**EXERCISE GOAL**
Go through the data below line by line and count those containing the word "Загрузки". Reply with the count only.

(Items from an interface collection)
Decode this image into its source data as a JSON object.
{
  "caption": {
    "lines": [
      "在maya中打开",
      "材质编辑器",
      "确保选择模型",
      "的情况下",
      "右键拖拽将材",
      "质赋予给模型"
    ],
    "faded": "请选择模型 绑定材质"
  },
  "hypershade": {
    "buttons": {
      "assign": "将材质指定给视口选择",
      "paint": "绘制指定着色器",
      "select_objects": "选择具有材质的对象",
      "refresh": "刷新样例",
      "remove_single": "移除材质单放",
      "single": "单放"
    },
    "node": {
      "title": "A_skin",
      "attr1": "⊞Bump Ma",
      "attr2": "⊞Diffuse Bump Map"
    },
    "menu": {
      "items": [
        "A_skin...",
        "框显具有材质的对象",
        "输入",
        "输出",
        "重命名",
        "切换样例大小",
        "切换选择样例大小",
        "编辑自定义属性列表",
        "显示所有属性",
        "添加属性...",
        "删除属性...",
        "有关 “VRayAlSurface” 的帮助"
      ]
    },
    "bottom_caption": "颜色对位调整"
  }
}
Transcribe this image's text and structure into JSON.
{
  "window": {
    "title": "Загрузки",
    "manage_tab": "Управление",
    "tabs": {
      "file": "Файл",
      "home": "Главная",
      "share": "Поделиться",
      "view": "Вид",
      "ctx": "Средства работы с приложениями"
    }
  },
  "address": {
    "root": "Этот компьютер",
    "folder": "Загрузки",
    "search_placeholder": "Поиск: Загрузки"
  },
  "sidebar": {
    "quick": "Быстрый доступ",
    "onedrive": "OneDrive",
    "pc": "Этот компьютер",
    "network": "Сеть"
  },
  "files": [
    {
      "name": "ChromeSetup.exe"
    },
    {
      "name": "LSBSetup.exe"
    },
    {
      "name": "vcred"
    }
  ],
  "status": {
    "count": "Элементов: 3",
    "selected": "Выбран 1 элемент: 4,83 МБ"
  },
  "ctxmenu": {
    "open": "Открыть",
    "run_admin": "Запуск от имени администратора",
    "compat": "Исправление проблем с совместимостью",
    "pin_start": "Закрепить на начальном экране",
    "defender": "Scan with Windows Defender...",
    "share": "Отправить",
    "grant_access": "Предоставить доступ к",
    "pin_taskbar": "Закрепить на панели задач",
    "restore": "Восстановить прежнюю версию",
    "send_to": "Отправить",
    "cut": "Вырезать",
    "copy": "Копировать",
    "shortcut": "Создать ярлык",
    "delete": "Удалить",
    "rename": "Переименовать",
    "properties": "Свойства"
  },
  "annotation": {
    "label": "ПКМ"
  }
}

**RESULT FOR THIS TASK**
3